Abstract: Emotions are central to human experience, creativity, and behavior. They are crucial for organizing meaning and reasoning about the world we live in. They are ubiquitous and everyday, yet complex and nuanced. In this talk, I will describe our work on the search for emotions in language -- by humans (through data annotation projects) and by machines (in automatic emotion detection systems). I will outline ways in which emotions can be represented, challenges in obtaining reliable annotations, and approaches that lead to high-quality annotations. The lexicons thus created have entries for tens of thousands of terms. They provide fine-grained scores for basic emotions as well as for valence, arousal, and dominance (argued by some to be the core dimensions of meaning). They have wide-ranging applications in natural language processing, psychology, social sciences, digital humanities, and computational creativity. I will highlight some of the applications we have explored in literary analysis and automatic text-based music generation. I will also discuss new sentiment analysis tasks such as inferring fine-grained emotion intensity and stance from tweets, as well as detecting emotions evoked by art. I will conclude with work on quantifying biases in the way language is used and the impact of such biases on automatic emotion detection systems. From social media to home assistants, from privacy concerns to neuro-cognitive persuasion, never has natural language processing been more influential, more fraught with controversy, and more entrenched in everyday life. Thus as a community, we are uniquely positioned to make substantial impact by building applications that are not only compelling and creative but also facilitators of social equity and fairness.
Bio: Dr. Saif M. Mohammad is Senior Research Scientist at the National Research Council Canada (NRC). He received his Ph.D. in Computer Science from the University of Toronto. Before joining NRC, Saif was a Research Associate at the Institute of Advanced Computer Studies at the University of Maryland, College Park. His research interests are in Emotion and Sentiment Analysis, Computational Creativity, Psycholinguistics, Fairness in Language, and Information Visualization. Saif has served as General Chair for the Canada--UK Symposium on Ethics in AI, co-chair of SemEval (the largest platform for semantic evaluations), and co-organizer of WASSA (a sentiment analysis workshop). He has also served as the area chair for ACL, NAACL, and EMNLP in Sentiment Analysis and Fairness and Bias in NLP. His work on emotions has garnered media attention, with articles in Time, Washington Post, Slashdot, LiveScience, The Physics arXiv Blog, PC World, Popular Science, etc.

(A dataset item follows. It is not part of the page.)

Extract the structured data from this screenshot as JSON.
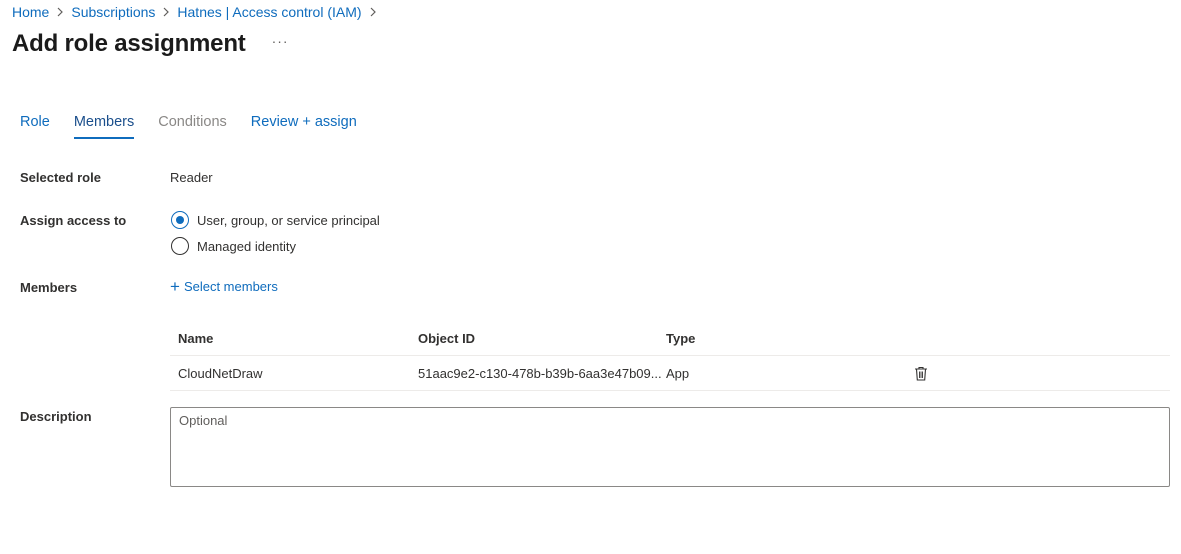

18 November 2019, 10:30 pm, DC 1304 (Please note room change)

Title:

TBD notesvideo

Speaker: TBD
Abstract: TBD
Bio: TBD

2 December 2019, 10:30 am, DC 1302

Title: The Evolving Challenges of Media Forensics in a GAN Worldnotes
Speaker: David Doermann, University at Buffalo
Abstract:

TBD

Bio: TBD

13 January 2030, 10:30 am, DC 1302

Title:

TBD notesvideo

Speaker: TBD
Abstract:

TBD

Bio: TBD

13 April 2020, 10:30 am, DC 1302

Title:

TBD notesvideo

Speaker: George Fletcher, Eindhoven University of Technology
Abstract: TBD
Bio: George Fletcher (PhD, Indiana University Bloomington) is an associate professor of computer science and chair of the Database Group at Eindhoven University of Technology, the Netherlands. His research interests span query language design and engineering, foundations of databases, and data integration. His current focus is on management of massive graphs such as social networks and knowledge graphs. He was a co-organizer of the EDBT Summer School on Graph Data Management (2015) and is currently a member of the LDBC Graph Query Language Standardization Task Force and Property Graph Schema Language Standardization Task Force. His other recent activities include co-organizing an NII Shonan seminar on Graph Database Systems (2018), chairing the Demo PC for EDBT 2020, and serving on the program committees of SIGMOD, VLDB, ISWC, ICDE, and IJCAI.

25 May 2020, 10:30 am, DC 1302

Title: TBD notesvideo
Speaker: TBD
Abstract:  
Bio:  

22 June 2020, 10:30 am, DC 1302

Title: TBD notesvideo
Speaker: TBD
Abstract: TBD
Bio: TBD